## HOW TO COMPLETE THIS TASK
The data must be copied over exactly and in full.

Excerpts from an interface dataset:

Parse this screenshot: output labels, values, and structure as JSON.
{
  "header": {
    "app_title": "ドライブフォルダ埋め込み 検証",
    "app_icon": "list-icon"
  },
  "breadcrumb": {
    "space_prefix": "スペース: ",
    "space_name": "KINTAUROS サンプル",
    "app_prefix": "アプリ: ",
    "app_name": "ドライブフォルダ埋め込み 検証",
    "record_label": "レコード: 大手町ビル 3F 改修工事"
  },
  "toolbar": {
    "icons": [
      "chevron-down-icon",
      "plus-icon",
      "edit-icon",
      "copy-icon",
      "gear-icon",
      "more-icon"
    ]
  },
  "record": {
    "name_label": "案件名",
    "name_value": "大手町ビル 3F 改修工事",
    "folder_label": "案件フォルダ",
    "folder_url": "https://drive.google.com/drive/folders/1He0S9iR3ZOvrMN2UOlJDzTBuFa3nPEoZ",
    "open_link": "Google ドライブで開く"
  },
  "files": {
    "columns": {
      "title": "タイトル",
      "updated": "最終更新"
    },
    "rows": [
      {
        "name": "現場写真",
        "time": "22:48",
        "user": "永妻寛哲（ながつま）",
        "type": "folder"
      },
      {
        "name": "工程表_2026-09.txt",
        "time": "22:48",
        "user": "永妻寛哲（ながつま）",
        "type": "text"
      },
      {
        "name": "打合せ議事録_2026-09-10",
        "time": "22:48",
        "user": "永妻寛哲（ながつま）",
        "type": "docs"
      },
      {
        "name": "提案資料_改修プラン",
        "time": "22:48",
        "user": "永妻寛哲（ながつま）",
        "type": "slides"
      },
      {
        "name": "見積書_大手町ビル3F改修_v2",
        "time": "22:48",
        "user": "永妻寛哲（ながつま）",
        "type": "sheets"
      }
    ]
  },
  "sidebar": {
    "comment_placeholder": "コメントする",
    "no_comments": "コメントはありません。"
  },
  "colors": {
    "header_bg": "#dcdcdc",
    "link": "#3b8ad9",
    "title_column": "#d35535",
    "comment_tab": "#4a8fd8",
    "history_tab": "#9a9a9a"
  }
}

## RESULT FOR THIS TASK
Parse this screenshot: output labels, values, and structure as JSON.
{
  "header": {
    "app_title": "ドライブフォルダ埋め込み 検証",
    "app_icon": "list-icon"
  },
  "breadcrumb": {
    "space_prefix": "スペース: ",
    "space_name": "KINTAUROS サンプル",
    "app_prefix": "アプリ: ",
    "app_name": "ドライブフォルダ埋め込み 検証",
    "record_label": "レコード: 大手町ビル 3F 改修工事"
  },
  "toolbar": {
    "icons": [
      "chevron-down-icon",
      "plus-icon",
      "edit-icon",
      "copy-icon",
      "gear-icon",
      "more-icon"
    ]
  },
  "record": {
    "name_label": "案件名",
    "name_value": "大手町ビル 3F 改修工事",
    "folder_label": "案件フォルダ",
    "folder_url": "https://drive.google.com/drive/folders/1He0S9iR3ZOvrMN2UOlJDzTBuFa3nPEoZ",
    "open_link": "Google ドライブで開く"
  },
  "files": {
    "columns": {
      "title": "タイトル",
      "updated": "最終更新"
    },
    "rows": [
      {
        "name": "現場写真",
        "time": "22:48",
        "user": "永妻寛哲（ながつま）",
        "type": "folder"
      },
      {
        "name": "工程表_2026-09.txt",
        "time": "22:48",
        "user": "永妻寛哲（ながつま）",
        "type": "text"
      },
      {
        "name": "打合せ議事録_2026-09-10",
        "time": "22:48",
        "user": "永妻寛哲（ながつま）",
        "type": "docs"
      },
      {
        "name": "提案資料_改修プラン",
        "time": "22:48",
        "user": "永妻寛哲（ながつま）",
        "type": "slides"
      },
      {
        "name": "見積書_大手町ビル3F改修_v2",
        "time": "22:48",
        "user": "永妻寛哲（ながつま）",
        "type": "sheets"
      }
    ]
  },
  "sidebar": {
    "comment_placeholder": "コメントする",
    "no_comments": "コメントはありません。"
  },
  "colors": {
    "header_bg": "#dcdcdc",
    "link": "#3b8ad9",
    "title_column": "#d35535",
    "comment_tab": "#4a8fd8",
    "history_tab": "#9a9a9a"
  }
}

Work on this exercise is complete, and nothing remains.